EXERCISE
Each record below should be printed exactly as it was written.

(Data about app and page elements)
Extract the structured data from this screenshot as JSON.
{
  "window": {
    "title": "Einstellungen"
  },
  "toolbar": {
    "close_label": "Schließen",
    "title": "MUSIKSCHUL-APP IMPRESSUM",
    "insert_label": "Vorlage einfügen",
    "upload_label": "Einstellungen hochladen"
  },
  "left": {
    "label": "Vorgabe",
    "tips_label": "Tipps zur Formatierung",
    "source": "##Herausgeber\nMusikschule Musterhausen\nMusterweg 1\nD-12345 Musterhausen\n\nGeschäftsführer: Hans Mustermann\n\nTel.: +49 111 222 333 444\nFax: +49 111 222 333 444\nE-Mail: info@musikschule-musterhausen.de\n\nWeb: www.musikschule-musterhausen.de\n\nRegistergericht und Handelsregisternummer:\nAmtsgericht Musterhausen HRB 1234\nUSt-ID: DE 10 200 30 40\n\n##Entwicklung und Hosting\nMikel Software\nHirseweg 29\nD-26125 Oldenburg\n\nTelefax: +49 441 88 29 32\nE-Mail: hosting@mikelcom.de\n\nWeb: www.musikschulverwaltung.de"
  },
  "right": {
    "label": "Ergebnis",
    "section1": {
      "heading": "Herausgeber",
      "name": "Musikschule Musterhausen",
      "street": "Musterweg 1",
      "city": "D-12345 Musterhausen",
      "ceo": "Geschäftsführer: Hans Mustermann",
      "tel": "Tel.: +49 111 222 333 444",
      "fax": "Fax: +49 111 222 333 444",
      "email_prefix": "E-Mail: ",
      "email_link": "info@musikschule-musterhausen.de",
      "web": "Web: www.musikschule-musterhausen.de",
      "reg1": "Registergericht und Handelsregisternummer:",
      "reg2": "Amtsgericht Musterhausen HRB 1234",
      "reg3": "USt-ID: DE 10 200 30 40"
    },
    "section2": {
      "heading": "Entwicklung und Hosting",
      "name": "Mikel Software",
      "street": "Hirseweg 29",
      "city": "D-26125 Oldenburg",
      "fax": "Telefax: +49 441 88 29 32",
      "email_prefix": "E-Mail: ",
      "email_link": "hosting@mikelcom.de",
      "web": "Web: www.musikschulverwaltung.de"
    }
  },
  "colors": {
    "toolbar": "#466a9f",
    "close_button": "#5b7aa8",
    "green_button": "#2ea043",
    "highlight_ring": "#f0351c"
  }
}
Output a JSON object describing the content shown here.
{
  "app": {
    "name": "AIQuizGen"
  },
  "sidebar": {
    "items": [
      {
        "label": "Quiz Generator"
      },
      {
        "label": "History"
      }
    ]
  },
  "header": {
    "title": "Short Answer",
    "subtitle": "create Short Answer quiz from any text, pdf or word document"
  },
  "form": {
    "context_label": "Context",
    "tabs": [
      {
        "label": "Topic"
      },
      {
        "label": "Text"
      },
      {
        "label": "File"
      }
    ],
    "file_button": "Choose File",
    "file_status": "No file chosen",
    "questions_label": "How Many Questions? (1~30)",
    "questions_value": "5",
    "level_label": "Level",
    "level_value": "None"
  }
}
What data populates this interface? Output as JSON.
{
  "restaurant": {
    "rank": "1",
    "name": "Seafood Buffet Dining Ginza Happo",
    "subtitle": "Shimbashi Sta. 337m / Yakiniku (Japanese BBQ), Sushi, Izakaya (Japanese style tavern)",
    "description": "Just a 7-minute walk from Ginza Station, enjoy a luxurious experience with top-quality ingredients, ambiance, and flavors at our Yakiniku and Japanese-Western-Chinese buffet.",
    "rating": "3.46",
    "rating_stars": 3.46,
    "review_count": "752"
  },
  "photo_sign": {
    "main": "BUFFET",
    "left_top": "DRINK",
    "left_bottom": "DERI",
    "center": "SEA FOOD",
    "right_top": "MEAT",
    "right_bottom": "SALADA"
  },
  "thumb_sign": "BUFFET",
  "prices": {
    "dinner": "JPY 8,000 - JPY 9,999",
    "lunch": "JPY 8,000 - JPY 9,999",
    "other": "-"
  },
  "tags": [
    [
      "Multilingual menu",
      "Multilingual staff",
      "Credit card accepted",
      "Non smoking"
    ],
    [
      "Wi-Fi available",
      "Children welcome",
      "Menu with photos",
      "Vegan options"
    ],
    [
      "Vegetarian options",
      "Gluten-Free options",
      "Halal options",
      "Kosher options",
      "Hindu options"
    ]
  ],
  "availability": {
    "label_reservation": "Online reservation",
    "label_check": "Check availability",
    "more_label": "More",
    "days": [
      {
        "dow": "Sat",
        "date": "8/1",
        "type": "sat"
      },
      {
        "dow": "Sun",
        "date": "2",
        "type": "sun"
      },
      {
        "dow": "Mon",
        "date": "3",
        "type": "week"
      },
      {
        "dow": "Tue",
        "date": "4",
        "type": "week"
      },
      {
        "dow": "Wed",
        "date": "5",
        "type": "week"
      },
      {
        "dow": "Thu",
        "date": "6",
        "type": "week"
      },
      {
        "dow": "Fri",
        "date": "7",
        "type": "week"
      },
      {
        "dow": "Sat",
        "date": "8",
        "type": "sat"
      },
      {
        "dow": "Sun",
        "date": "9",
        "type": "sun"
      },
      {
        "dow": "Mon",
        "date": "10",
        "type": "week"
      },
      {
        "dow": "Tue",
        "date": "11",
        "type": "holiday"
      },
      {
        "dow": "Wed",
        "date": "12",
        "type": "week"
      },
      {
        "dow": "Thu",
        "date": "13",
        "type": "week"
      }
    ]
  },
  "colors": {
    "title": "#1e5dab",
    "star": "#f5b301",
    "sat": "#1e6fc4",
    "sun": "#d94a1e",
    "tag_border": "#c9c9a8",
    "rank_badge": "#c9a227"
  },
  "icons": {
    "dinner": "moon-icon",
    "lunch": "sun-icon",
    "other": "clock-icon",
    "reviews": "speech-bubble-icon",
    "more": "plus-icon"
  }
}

WORKED SOLUTION
Extract the structured data from this screenshot as JSON.
{
  "window": {
    "title": "Einstellungen"
  },
  "toolbar": {
    "close_label": "Schließen",
    "title": "MUSIKSCHUL-APP IMPRESSUM",
    "insert_label": "Vorlage einfügen",
    "upload_label": "Einstellungen hochladen"
  },
  "left": {
    "label": "Vorgabe",
    "tips_label": "Tipps zur Formatierung",
    "source": "##Herausgeber\nMusikschule Musterhausen\nMusterweg 1\nD-12345 Musterhausen\n\nGeschäftsführer: Hans Mustermann\n\nTel.: +49 111 222 333 444\nFax: +49 111 222 333 444\nE-Mail: info@musikschule-musterhausen.de\n\nWeb: www.musikschule-musterhausen.de\n\nRegistergericht und Handelsregisternummer:\nAmtsgericht Musterhausen HRB 1234\nUSt-ID: DE 10 200 30 40\n\n##Entwicklung und Hosting\nMikel Software\nHirseweg 29\nD-26125 Oldenburg\n\nTelefax: +49 441 88 29 32\nE-Mail: hosting@mikelcom.de\n\nWeb: www.musikschulverwaltung.de"
  },
  "right": {
    "label": "Ergebnis",
    "section1": {
      "heading": "Herausgeber",
      "name": "Musikschule Musterhausen",
      "street": "Musterweg 1",
      "city": "D-12345 Musterhausen",
      "ceo": "Geschäftsführer: Hans Mustermann",
      "tel": "Tel.: +49 111 222 333 444",
      "fax": "Fax: +49 111 222 333 444",
      "email_prefix": "E-Mail: ",
      "email_link": "info@musikschule-musterhausen.de",
      "web": "Web: www.musikschule-musterhausen.de",
      "reg1": "Registergericht und Handelsregisternummer:",
      "reg2": "Amtsgericht Musterhausen HRB 1234",
      "reg3": "USt-ID: DE 10 200 30 40"
    },
    "section2": {
      "heading": "Entwicklung und Hosting",
      "name": "Mikel Software",
      "street": "Hirseweg 29",
      "city": "D-26125 Oldenburg",
      "fax": "Telefax: +49 441 88 29 32",
      "email_prefix": "E-Mail: ",
      "email_link": "hosting@mikelcom.de",
      "web": "Web: www.musikschulverwaltung.de"
    }
  },
  "colors": {
    "toolbar": "#466a9f",
    "close_button": "#5b7aa8",
    "green_button": "#2ea043",
    "highlight_ring": "#f0351c"
  }
}
Output a JSON object describing the content shown here.
{
  "app": {
    "name": "AIQuizGen"
  },
  "sidebar": {
    "items": [
      {
        "label": "Quiz Generator"
      },
      {
        "label": "History"
      }
    ]
  },
  "header": {
    "title": "Short Answer",
    "subtitle": "create Short Answer quiz from any text, pdf or word document"
  },
  "form": {
    "context_label": "Context",
    "tabs": [
      {
        "label": "Topic"
      },
      {
        "label": "Text"
      },
      {
        "label": "File"
      }
    ],
    "file_button": "Choose File",
    "file_status": "No file chosen",
    "questions_label": "How Many Questions? (1~30)",
    "questions_value": "5",
    "level_label": "Level",
    "level_value": "None"
  }
}
What data populates this interface? Output as JSON.
{
  "restaurant": {
    "rank": "1",
    "name": "Seafood Buffet Dining Ginza Happo",
    "subtitle": "Shimbashi Sta. 337m / Yakiniku (Japanese BBQ), Sushi, Izakaya (Japanese style tavern)",
    "description": "Just a 7-minute walk from Ginza Station, enjoy a luxurious experience with top-quality ingredients, ambiance, and flavors at our Yakiniku and Japanese-Western-Chinese buffet.",
    "rating": "3.46",
    "rating_stars": 3.46,
    "review_count": "752"
  },
  "photo_sign": {
    "main": "BUFFET",
    "left_top": "DRINK",
    "left_bottom": "DERI",
    "center": "SEA FOOD",
    "right_top": "MEAT",
    "right_bottom": "SALADA"
  },
  "thumb_sign": "BUFFET",
  "prices": {
    "dinner": "JPY 8,000 - JPY 9,999",
    "lunch": "JPY 8,000 - JPY 9,999",
    "other": "-"
  },
  "tags": [
    [
      "Multilingual menu",
      "Multilingual staff",
      "Credit card accepted",
      "Non smoking"
    ],
    [
      "Wi-Fi available",
      "Children welcome",
      "Menu with photos",
      "Vegan options"
    ],
    [
      "Vegetarian options",
      "Gluten-Free options",
      "Halal options",
      "Kosher options",
      "Hindu options"
    ]
  ],
  "availability": {
    "label_reservation": "Online reservation",
    "label_check": "Check availability",
    "more_label": "More",
    "days": [
      {
        "dow": "Sat",
        "date": "8/1",
        "type": "sat"
      },
      {
        "dow": "Sun",
        "date": "2",
        "type": "sun"
      },
      {
        "dow": "Mon",
        "date": "3",
        "type": "week"
      },
      {
        "dow": "Tue",
        "date": "4",
        "type": "week"
      },
      {
        "dow": "Wed",
        "date": "5",
        "type": "week"
      },
      {
        "dow": "Thu",
        "date": "6",
        "type": "week"
      },
      {
        "dow": "Fri",
        "date": "7",
        "type": "week"
      },
      {
        "dow": "Sat",
        "date": "8",
        "type": "sat"
      },
      {
        "dow": "Sun",
        "date": "9",
        "type": "sun"
      },
      {
        "dow": "Mon",
        "date": "10",
        "type": "week"
      },
      {
        "dow": "Tue",
        "date": "11",
        "type": "holiday"
      },
      {
        "dow": "Wed",
        "date": "12",
        "type": "week"
      },
      {
        "dow": "Thu",
        "date": "13",
        "type": "week"
      }
    ]
  },
  "colors": {
    "title": "#1e5dab",
    "star": "#f5b301",
    "sat": "#1e6fc4",
    "sun": "#d94a1e",
    "tag_border": "#c9c9a8",
    "rank_badge": "#c9a227"
  },
  "icons": {
    "dinner": "moon-icon",
    "lunch": "sun-icon",
    "other": "clock-icon",
    "reviews": "speech-bubble-icon",
    "more": "plus-icon"
  }
}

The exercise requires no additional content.